Exercise goal →
Return all lines in the material below that contain "watermark".

------------------------------------------------

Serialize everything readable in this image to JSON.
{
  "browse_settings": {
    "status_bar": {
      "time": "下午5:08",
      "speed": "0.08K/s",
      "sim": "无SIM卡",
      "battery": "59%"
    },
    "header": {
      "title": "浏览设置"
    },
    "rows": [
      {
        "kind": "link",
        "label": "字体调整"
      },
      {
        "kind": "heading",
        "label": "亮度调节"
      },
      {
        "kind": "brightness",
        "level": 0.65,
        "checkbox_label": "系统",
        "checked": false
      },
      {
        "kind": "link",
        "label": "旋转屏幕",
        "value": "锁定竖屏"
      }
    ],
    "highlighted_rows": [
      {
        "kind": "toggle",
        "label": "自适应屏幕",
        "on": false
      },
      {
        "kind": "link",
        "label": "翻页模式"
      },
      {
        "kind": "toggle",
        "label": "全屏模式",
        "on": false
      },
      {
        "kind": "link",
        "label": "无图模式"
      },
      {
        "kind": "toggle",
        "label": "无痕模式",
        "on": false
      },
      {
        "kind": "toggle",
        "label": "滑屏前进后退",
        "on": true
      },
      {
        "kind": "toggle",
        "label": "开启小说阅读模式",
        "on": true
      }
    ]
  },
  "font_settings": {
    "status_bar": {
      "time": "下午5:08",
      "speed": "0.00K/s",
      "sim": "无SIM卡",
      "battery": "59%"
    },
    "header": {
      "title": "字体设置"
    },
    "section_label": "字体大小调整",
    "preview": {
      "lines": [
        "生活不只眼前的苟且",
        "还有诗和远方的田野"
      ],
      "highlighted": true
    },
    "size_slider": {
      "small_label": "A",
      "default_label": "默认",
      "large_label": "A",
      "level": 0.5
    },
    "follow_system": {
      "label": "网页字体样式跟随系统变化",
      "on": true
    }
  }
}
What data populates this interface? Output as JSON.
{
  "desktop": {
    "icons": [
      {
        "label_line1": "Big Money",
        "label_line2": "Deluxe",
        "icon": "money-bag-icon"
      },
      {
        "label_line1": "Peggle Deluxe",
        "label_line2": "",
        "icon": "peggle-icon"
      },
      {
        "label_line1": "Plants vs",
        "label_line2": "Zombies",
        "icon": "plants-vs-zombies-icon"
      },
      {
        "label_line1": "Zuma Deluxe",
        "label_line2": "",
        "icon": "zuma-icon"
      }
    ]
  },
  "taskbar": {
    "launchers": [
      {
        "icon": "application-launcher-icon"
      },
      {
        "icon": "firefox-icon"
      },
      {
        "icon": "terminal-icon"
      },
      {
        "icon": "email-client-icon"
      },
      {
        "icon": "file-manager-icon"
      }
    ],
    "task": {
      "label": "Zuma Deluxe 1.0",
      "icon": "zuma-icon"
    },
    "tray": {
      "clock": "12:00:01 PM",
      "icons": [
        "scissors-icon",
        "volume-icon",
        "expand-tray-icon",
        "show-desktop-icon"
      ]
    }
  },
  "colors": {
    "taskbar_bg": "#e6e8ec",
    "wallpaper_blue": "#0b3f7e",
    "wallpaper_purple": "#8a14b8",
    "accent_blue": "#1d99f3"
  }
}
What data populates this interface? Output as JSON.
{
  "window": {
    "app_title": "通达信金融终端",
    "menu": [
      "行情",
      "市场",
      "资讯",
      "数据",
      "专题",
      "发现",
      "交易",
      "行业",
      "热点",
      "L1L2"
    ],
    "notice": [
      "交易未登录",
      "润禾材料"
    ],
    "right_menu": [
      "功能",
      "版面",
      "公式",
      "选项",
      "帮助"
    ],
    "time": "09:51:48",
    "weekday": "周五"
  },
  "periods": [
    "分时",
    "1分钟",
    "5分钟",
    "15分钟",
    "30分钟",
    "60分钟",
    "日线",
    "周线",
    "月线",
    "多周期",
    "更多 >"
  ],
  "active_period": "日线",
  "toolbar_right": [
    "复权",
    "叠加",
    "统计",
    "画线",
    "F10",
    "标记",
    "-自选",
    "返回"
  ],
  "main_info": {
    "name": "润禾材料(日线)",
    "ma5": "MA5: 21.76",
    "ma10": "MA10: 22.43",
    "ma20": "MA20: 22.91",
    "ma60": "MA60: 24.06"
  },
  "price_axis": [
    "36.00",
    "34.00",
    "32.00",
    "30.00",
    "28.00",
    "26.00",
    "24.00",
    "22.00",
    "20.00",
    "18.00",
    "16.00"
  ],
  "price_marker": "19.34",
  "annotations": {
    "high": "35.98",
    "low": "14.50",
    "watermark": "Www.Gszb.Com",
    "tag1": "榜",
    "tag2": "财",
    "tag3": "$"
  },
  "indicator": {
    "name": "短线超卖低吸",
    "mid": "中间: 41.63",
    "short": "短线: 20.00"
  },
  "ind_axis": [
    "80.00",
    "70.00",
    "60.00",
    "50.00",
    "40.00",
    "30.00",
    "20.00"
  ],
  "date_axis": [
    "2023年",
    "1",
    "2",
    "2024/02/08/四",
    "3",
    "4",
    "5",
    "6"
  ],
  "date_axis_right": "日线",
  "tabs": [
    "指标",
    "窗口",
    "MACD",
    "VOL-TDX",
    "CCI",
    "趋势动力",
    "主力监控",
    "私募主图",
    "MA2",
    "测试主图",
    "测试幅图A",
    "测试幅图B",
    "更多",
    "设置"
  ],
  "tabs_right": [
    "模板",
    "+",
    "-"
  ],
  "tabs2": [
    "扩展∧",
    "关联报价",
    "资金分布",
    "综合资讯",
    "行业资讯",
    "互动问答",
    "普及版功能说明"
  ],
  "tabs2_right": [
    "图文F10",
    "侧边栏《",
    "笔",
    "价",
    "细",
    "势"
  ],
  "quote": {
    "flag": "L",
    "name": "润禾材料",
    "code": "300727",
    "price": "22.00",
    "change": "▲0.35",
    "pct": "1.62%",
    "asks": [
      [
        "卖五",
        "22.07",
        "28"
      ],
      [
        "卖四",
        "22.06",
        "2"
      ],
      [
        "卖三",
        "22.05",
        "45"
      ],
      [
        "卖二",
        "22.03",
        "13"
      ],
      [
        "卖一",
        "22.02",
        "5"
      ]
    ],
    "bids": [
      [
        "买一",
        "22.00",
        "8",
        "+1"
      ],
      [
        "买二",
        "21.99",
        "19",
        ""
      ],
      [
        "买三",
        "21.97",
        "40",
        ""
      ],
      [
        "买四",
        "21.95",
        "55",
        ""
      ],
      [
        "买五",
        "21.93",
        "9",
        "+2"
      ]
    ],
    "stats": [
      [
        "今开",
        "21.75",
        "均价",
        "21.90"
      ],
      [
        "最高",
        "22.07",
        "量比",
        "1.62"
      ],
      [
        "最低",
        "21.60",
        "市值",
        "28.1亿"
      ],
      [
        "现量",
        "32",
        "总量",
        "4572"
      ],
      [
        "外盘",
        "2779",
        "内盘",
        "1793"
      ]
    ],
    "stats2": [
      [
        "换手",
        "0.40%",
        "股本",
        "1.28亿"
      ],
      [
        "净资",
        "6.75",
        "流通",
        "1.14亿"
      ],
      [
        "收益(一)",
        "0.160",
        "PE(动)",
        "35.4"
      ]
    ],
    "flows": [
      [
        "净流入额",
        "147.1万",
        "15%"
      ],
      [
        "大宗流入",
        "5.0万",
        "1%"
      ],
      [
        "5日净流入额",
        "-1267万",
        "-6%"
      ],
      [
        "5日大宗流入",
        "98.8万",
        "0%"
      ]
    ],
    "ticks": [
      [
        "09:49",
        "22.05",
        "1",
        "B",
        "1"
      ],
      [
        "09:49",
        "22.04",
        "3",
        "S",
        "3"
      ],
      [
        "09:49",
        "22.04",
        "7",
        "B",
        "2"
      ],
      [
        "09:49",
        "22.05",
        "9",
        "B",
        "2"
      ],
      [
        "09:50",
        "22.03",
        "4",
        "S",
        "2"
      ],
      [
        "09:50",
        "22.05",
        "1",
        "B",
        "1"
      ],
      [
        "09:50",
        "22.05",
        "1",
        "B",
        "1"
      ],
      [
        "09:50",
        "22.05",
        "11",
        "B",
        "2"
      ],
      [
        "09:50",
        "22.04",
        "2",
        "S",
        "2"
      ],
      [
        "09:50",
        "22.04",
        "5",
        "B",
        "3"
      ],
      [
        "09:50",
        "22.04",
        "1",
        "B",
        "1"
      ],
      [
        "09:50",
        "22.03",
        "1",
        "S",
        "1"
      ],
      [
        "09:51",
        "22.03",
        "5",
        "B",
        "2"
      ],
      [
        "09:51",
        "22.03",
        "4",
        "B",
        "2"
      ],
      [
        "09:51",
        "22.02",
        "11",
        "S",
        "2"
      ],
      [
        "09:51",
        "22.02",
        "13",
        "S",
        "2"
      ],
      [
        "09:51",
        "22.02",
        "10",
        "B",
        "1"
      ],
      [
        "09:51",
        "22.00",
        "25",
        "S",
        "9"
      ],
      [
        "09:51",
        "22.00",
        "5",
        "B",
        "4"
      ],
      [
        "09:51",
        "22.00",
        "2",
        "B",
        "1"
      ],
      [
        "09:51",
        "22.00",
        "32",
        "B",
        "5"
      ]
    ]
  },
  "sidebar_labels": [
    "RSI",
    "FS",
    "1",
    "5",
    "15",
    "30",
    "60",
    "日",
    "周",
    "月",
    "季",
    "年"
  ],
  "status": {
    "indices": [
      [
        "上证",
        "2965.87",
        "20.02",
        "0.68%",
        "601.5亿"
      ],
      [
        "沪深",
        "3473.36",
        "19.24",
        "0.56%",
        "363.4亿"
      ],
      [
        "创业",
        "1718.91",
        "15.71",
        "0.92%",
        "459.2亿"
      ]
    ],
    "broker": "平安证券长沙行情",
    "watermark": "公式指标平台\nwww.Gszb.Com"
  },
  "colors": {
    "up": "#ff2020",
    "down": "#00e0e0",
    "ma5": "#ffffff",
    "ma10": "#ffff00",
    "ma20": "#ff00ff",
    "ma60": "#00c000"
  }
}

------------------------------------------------

Response →
    "watermark": "Www.Gszb.Com",
    "watermark": "公式指标平台\nwww.Gszb.Com"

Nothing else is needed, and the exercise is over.